Supplied information: Begin

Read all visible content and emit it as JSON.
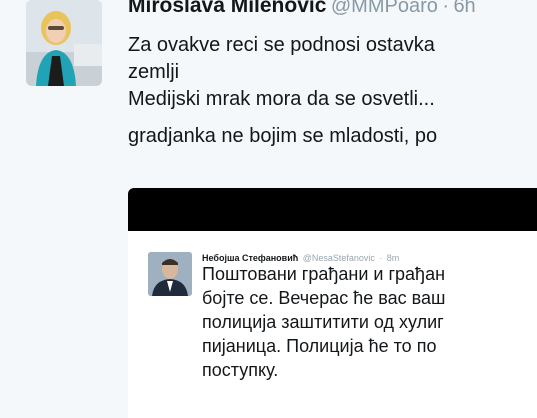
{
  "tweet": {
    "name": "Miroslava Milenovic",
    "handle": "@MMPoaro",
    "separator": "·",
    "time": "6h",
    "lines": [
      "Za ovakve reci se podnosi ostavka",
      "zemlji",
      "Medijski mrak mora da se osvetli...",
      "gradjanka ne bojim se mladosti, po"
    ]
  },
  "embedded_tweet": {
    "name": "Небојша Стефановић",
    "handle": "@NesaStefanovic",
    "separator": "·",
    "time": "8m",
    "lines": [
      "Поштовани грађани и грађан",
      "бојте се. Вечерас ће вас ваш",
      "полиција заштитити од хулиг",
      "пијаница. Полиција ће то по",
      "поступку."
    ]
  }
}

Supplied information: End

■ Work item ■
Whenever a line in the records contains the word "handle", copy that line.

■ Finished exercise ■
    "handle": "@MMPoaro",
    "handle": "@NesaStefanovic",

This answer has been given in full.